Pearson correlation, used to examine the relationship between the #BCs/mm^{3} and the #SCs/mm^{3}, returned a value of r = 0.96 (p < 0.0001) (). Thus, as BC density increased, SC density also increased. Using the Pearson correlation, a statistically significant relationship was not identified when examining the relationship between the densities BCs and PCs or the relationship between the densities of SCs and PCs, with r = 0.21 (p = 0.57) and r = 0.35 (p = 0.34), respectively (). Analysis of the relationship between group (autistic, control) and the #BCs/mm^{3}, using the Pearson correlation, was not statistically significant with r = 0.28 (p = 0.44) (). Similarly, analysis of the relationship between group (autistic, control) and the #SCs/mm^{3} was not statistically significant with r = 0.07 (p = 0.84) ().

Number of Molecular Layer Interneurons Relative to Purkinje Cells

The number of BCs per PC is shown in . In the controls, the number of BCs per PC ranged from 16.0 to 34.9 with a mean ± SD of 22.7 ± 8.5 BCs/PC. In the autistic group, these numbers ranged from 10.6 to 124.5 with a mean ± SD of 39.2 ± 42.7 BCs/PC. Compared to the other cases, autistic case 4414 appears as an outlier with 124.5 BCs per PC (). This high number can be explained by the fact that autistic case 4414 had the lowest density of PCs (0.5 PC/mm, see ), but a normal density of BCs that fell within the control range (28,293BCs/mm^{3}, see ). The reduced PC numbers, coupled with normal BC numbers, yielded a high number of BCs per PC and shows that BCs were preserved in this case with decreased PCs. The number of SCs per PC is shown in . In the control cases, the number of SCs per PC ranged from 16.7 to 41.9 with a mean ± SD of 27.5 ± 11.1 SCs/PC. In the autistic cases, these numbers ranged from 12.3 to 195.3 with a mean ± SD of 56.3 ± 68.9 SCs/PC. Again, autistic case 4414 appears as an outlier with 195.3 SCs per PC () with this case having the lowest density of PCs (0.5 PC/mm, see ) coupled with a high density of SCs (22,586 BCs/mm^{3}, see ). Thus, the reduced PC numbers, coupled with high SC numbers, yielded a high number of SCs per PC and shows that SCs were preserved in this case with decreased PCs. The number of combined BCs and SCs (MLIs) per PC is shown in . In the controls, the number of MLIs per PC ranged from 32.7 to 76.8 with a mean ± SD of 50.1 ± 19.5 MLIs/PC. In the autistic group, these numbers ranged from 22.9 to 319.8 with a mean ± SD of 95.5 ± 111.5 MLIs/PC. With the available number of cases, statistical analysis using the t-test did not detect a significant difference in the number of BCs, SCs or MLIs per PC between autistic brains as compared with the control brains with p = 0.47, p = 0.44 and p = 0.45, respectively.
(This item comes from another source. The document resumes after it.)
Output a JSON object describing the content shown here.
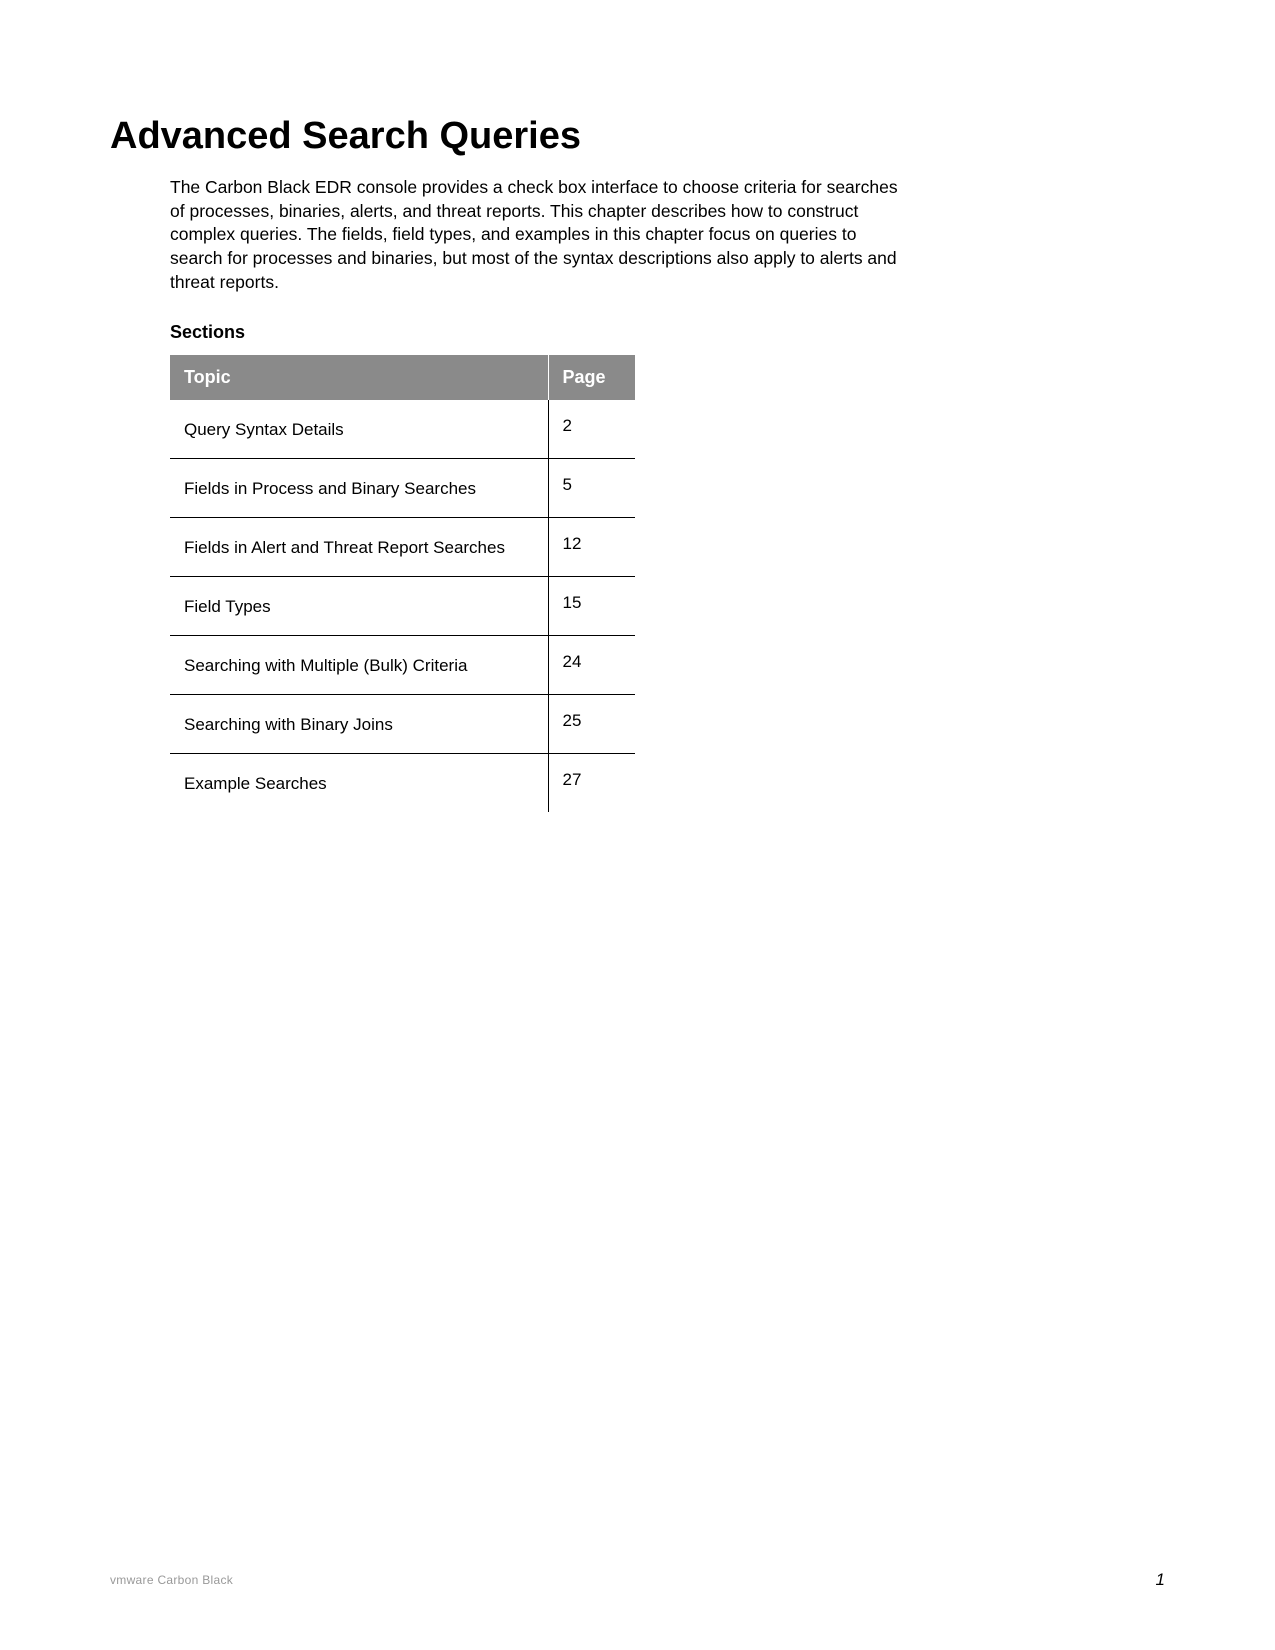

Effect of Time in Fixative and Post-mortem Delay

Pearson correlation, used to examine the relationship between density of MLIs (BCs and SCs) and years in formalin (2 control, 6 autistic), returned a value of r = 0.58 (p = 0.13). This data, although not statistically significant, suggests that 33% of the variability in the density of MLIs may be accounted for by the number of years in formalin (r^{2} = 0.33). It is important to note, however, that this is a positive correlation; as years in formalin increases, the #MLIs/mm^{3} also increases. Thus, longer time periods in formalin did not appear to have a detrimental effect on the number of molecular layer interneurons identified with PV immunohistochemistry. Pearson correlation, also used to examine the relationship between density of MLIs and PMI (2 control, 5 autistic), returned a value of r = 0.71 (r^{2} = 0.50) (p = 0.07). Again, this is a positive correlation; as PMI increases, the #MLIs/mm^{3} also increases. Thus, the longer PMI did not appear to have a detrimental effect on the MLIs.